A man who allegedly shot two police officers in Louisville, Ky., during the Breonna Taylor riots faced 35 charges Monday morning, none of which were attempted murder.
Larynzo Johnson, 26, was indicted by a grand jury on two counts of assault in the first degree and 33 counts of wanton endangerment in the first degree, WLKY reported.
The court’s decision not to charge a man who tried to kill two police officers with attempted murder sparked outrage and criticism nationwide, including remarks from the National Police Association.
“A police officer shot in the gut, and a police officer shot in the hip, in the middle of violent riots and looting would indicate to me that that should be – at a minimum – attempted murder,” National Police Association Spokeswoman Betsy Brantner Smith, a retired police sergeant, told the Daily Mail.
Brantner Smith pointed out that the affidavit of Johnson’s arrest said he “intentionally used a handgun to fire multiple bullets at officers.”
“I don’t know why that wouldn’t be at least, with the one officer shot in the gut, attempted murder,” she said.
Earlier this year, demonstrations broke out in Louisville following an announcement that a Jefferson County grand jury indicted one of the three Louisville Metropolitan Police Department officers involved in the raid at Breonna Taylor’s residence in March.
LMPD Officer Brett Hankison was indicted on three counts of wanton endangerment for firing into an apartment next door. The neighboring apartment was occupied by three people, including a pregnant woman and a child.
None of the officers who fired shots after Taylor’s boyfriend opened fire were indicted.
The Courier-Journal reported that persecutors said Johnson opened fire on officers working crowd control in the midst of the Breonna Taylor riots around 8:30 p.m. on September 23 close to Broadway and Brook street.
Court documents showed witnesses identified Johnson as the shooter who fired during the demonstration before fleeing the scene on foot, WDRB reported. Police reportedly apprehended Johnson within minutes of the shooting.
Jeffrey Cooke, Jefferson County Assistant Commonwealth Attorney, said the charges were filed by the arresting officers according to their best judgment, but the prosecutor ultimately decided the charges.

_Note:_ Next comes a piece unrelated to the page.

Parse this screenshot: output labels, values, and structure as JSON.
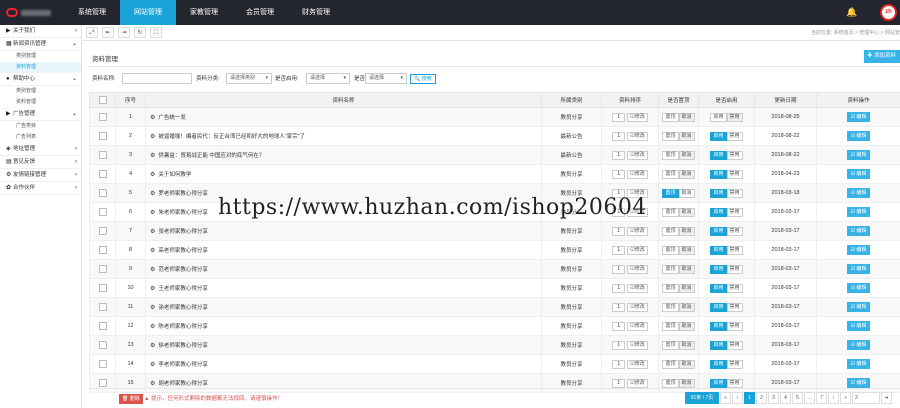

“Ordinarily if someone intentionally shoots at someone with a firearm and hits them the shooter would be charged with Assault in the First Degree. Depending on the facts, Attempted Murder could also be charged,” Cooke claimed.
However, according to The Police Tribune, records indicated those who fired at police in Kentucky were charged with attempted murder most of the time, even if they didn’t strike their target.